Excerpts from an interface dataset:
[Start of section]
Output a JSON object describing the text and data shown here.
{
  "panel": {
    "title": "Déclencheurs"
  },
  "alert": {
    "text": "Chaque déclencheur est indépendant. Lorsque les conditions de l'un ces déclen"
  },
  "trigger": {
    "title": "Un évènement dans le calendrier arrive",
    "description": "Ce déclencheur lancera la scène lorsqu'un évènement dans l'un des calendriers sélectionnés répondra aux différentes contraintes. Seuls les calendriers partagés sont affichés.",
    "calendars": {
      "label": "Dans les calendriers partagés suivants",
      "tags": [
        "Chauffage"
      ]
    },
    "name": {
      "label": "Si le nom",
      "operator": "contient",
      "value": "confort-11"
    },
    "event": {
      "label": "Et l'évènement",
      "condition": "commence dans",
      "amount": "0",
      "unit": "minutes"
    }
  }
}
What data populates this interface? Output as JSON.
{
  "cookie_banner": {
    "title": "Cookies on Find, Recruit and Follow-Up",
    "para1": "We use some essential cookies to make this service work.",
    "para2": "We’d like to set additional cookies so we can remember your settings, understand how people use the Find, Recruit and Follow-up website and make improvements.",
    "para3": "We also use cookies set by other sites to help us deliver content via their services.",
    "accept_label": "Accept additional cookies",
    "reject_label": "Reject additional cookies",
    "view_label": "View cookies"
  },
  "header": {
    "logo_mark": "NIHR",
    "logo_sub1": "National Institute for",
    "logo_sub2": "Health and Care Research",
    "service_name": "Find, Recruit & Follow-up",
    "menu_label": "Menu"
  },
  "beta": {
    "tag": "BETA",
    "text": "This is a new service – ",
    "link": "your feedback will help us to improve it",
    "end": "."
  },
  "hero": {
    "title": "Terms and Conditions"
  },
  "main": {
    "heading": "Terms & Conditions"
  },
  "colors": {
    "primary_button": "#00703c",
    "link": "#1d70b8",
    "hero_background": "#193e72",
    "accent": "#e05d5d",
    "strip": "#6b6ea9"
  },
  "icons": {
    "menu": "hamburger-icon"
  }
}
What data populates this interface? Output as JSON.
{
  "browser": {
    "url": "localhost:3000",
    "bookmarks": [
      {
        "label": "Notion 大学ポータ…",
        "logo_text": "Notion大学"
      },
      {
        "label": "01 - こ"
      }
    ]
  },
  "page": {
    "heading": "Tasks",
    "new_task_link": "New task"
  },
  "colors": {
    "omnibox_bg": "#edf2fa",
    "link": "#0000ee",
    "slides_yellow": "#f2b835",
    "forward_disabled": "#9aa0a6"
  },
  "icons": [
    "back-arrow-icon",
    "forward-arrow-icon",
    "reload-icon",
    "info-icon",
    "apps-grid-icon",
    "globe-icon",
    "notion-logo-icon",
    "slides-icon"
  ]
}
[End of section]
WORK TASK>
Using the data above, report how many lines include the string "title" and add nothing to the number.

RESPONSE TO THIS EXERCISE>
4